*Task description*
What is needed is an exact copy of the data that follows.

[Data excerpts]
========
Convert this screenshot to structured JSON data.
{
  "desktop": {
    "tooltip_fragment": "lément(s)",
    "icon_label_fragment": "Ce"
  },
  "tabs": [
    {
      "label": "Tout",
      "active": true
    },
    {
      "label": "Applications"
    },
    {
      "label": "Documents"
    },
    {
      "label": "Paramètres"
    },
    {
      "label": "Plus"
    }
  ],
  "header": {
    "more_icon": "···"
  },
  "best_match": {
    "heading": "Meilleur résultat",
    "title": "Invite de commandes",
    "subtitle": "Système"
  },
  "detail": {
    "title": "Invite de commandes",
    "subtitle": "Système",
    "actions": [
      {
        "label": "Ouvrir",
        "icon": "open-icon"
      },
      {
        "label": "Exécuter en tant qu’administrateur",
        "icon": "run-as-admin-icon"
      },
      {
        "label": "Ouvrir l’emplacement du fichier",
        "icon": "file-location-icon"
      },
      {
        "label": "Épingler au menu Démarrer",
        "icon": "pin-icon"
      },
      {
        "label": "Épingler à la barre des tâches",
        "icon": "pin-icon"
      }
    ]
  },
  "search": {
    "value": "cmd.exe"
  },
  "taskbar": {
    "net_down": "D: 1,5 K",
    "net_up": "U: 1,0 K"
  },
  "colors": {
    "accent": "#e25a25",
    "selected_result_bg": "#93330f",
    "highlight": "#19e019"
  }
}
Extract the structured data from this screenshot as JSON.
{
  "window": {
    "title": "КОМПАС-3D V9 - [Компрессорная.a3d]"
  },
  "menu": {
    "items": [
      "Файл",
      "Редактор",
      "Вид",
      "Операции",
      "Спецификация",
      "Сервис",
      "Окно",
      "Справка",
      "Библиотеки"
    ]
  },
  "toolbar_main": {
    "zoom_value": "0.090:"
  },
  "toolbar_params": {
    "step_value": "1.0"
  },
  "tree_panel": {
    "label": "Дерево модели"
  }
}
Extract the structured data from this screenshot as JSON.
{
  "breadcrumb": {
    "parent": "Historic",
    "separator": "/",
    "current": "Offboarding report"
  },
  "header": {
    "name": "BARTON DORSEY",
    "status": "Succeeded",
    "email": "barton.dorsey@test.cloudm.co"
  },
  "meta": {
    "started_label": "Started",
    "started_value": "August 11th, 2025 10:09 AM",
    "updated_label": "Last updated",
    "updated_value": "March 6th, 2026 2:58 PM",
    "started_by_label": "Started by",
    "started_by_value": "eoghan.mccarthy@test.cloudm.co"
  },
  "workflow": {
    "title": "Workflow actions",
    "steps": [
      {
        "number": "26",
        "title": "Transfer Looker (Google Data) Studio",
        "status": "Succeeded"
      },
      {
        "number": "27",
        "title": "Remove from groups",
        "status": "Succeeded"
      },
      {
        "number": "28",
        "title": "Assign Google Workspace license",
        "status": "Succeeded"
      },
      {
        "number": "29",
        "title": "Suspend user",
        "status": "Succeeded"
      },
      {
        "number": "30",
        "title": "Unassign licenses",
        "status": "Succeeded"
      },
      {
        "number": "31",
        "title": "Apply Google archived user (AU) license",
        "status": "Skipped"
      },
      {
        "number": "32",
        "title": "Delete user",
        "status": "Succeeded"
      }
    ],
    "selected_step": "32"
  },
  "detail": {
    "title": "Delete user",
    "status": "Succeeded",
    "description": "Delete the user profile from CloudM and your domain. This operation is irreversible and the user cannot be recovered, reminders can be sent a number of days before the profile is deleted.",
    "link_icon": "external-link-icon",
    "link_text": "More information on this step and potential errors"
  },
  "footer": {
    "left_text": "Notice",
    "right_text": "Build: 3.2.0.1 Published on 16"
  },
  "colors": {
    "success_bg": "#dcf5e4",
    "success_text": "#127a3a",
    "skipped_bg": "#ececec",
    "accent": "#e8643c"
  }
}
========
*Response area*
Convert this screenshot to structured JSON data.
{
  "desktop": {
    "tooltip_fragment": "lément(s)",
    "icon_label_fragment": "Ce"
  },
  "tabs": [
    {
      "label": "Tout",
      "active": true
    },
    {
      "label": "Applications"
    },
    {
      "label": "Documents"
    },
    {
      "label": "Paramètres"
    },
    {
      "label": "Plus"
    }
  ],
  "header": {
    "more_icon": "···"
  },
  "best_match": {
    "heading": "Meilleur résultat",
    "title": "Invite de commandes",
    "subtitle": "Système"
  },
  "detail": {
    "title": "Invite de commandes",
    "subtitle": "Système",
    "actions": [
      {
        "label": "Ouvrir",
        "icon": "open-icon"
      },
      {
        "label": "Exécuter en tant qu’administrateur",
        "icon": "run-as-admin-icon"
      },
      {
        "label": "Ouvrir l’emplacement du fichier",
        "icon": "file-location-icon"
      },
      {
        "label": "Épingler au menu Démarrer",
        "icon": "pin-icon"
      },
      {
        "label": "Épingler à la barre des tâches",
        "icon": "pin-icon"
      }
    ]
  },
  "search": {
    "value": "cmd.exe"
  },
  "taskbar": {
    "net_down": "D: 1,5 K",
    "net_up": "U: 1,0 K"
  },
  "colors": {
    "accent": "#e25a25",
    "selected_result_bg": "#93330f",
    "highlight": "#19e019"
  }
}
Extract the structured data from this screenshot as JSON.
{
  "window": {
    "title": "КОМПАС-3D V9 - [Компрессорная.a3d]"
  },
  "menu": {
    "items": [
      "Файл",
      "Редактор",
      "Вид",
      "Операции",
      "Спецификация",
      "Сервис",
      "Окно",
      "Справка",
      "Библиотеки"
    ]
  },
  "toolbar_main": {
    "zoom_value": "0.090:"
  },
  "toolbar_params": {
    "step_value": "1.0"
  },
  "tree_panel": {
    "label": "Дерево модели"
  }
}
Extract the structured data from this screenshot as JSON.
{
  "breadcrumb": {
    "parent": "Historic",
    "separator": "/",
    "current": "Offboarding report"
  },
  "header": {
    "name": "BARTON DORSEY",
    "status": "Succeeded",
    "email": "barton.dorsey@test.cloudm.co"
  },
  "meta": {
    "started_label": "Started",
    "started_value": "August 11th, 2025 10:09 AM",
    "updated_label": "Last updated",
    "updated_value": "March 6th, 2026 2:58 PM",
    "started_by_label": "Started by",
    "started_by_value": "eoghan.mccarthy@test.cloudm.co"
  },
  "workflow": {
    "title": "Workflow actions",
    "steps": [
      {
        "number": "26",
        "title": "Transfer Looker (Google Data) Studio",
        "status": "Succeeded"
      },
      {
        "number": "27",
        "title": "Remove from groups",
        "status": "Succeeded"
      },
      {
        "number": "28",
        "title": "Assign Google Workspace license",
        "status": "Succeeded"
      },
      {
        "number": "29",
        "title": "Suspend user",
        "status": "Succeeded"
      },
      {
        "number": "30",
        "title": "Unassign licenses",
        "status": "Succeeded"
      },
      {
        "number": "31",
        "title": "Apply Google archived user (AU) license",
        "status": "Skipped"
      },
      {
        "number": "32",
        "title": "Delete user",
        "status": "Succeeded"
      }
    ],
    "selected_step": "32"
  },
  "detail": {
    "title": "Delete user",
    "status": "Succeeded",
    "description": "Delete the user profile from CloudM and your domain. This operation is irreversible and the user cannot be recovered, reminders can be sent a number of days before the profile is deleted.",
    "link_icon": "external-link-icon",
    "link_text": "More information on this step and potential errors"
  },
  "footer": {
    "left_text": "Notice",
    "right_text": "Build: 3.2.0.1 Published on 16"
  },
  "colors": {
    "success_bg": "#dcf5e4",
    "success_text": "#127a3a",
    "skipped_bg": "#ececec",
    "accent": "#e8643c"
  }
}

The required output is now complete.